Once reserved for few data crunchers, the practice of data journalism has become an essential skill for reporters across print, web and TV news outlets. Now more than ever, newsrooms are embracing data as an instrumental digital asset.
Caspio has served the media industry for over a decade, offering a cloud database platform to help reporters bring data online without having to learn code. Using Caspio’s visual application builder, reporters can quickly create interactive database applications in a variety of ways to engage readers.
Here are some of the top reasons why so many newsrooms are incorporating data journalism into their daily reporting:
1. Data validates the story.
Data is as an effective reference to support and strengthen a story, especially in investigative and controversial pieces. Readers also appreciate the extra transparency if they can look up and verify the information themselves, draw conclusions, and comment based on their own perspective.
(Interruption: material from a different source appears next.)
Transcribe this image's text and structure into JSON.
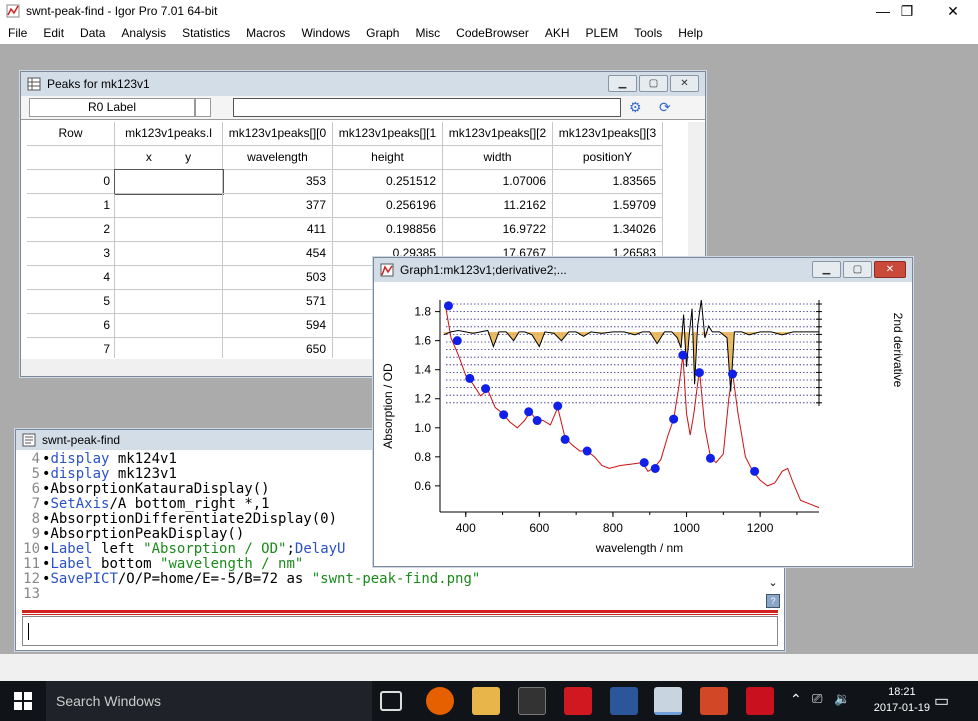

2. Searchable databases generate ongoing page views.
Searchable databases serve as a long-term digital asset for continuous page views because readers usually interact with applications several times while searching and uncovering information. Caspio-powered applications are embedded directly on the web page and reload the entire page with each interaction – generating advertising revenues with every page load. Additionally, we’ve seen many of our media customers publish a visual gallery of popular databases on a dedicated page to keep driving traffic, page views, and ad revenues.
3. Public data is more easily accessible.
The Open Government initiative has literally opened up a wealth of information for journalists to uncover new insights from public data now made available from the government in a digital format. Whether covering health inspections or government employee salaries, newsrooms can quickly convert information into interactive applications for the public to view, search, share, and submit feedback.
4. Location-based data uniquely serves your community.
Citizens care about the welfare of their community and location-based data serves them in ways that a generalized news site can’t. With capabilities such as Google Maps integration and distance search, Caspio makes it easy to build location-based applications that encourage readers to drill down into their particular city and neighborhood. For example, just last week the Daytona Beach News-Journal used Caspio to create an interactive map of all officer-involved shootings in Florida, exposing new data that was previously unavailable to the public.
5. Readers are attracted to visual interactives.
The surplus of available content has shaped the browsing habits of readers who prefer to quickly digest and share visual content – photos, infographics, charts, maps, and other data interactives. When the Detroit Free Press, a long-time Caspio customer, reported on the impact of arson across the city, they visualized the data in a heat map to effectively show the geographic areas hit the hardest by arson.
6. Data makes stories “share-worthy”.
Incorporating interesting or previously-unknown data into a public interest story encourages reader engagement and social sharing. For example, when PennLive.com posted a database of state employee pensions (some of which reached as high as $400K per year), there was an immediate traffic spike from the heated discussions across hundreds of social media shares and comments.
7. Data journalism is marketable.
Last but not least, data journalism helps reporters build up their career with valuable experience and technical know-how. From politics to business news, data journalism not only helps the newsroom be more effective, it makes reporters more marketable in the industry.
With extensive experience working with online news media, Caspio offers industry expertise to help editors and reporters design interactive database applications to strengthen the impact of their data journalism projects. To learn more, request a free project consultation with one of our media industry specialists.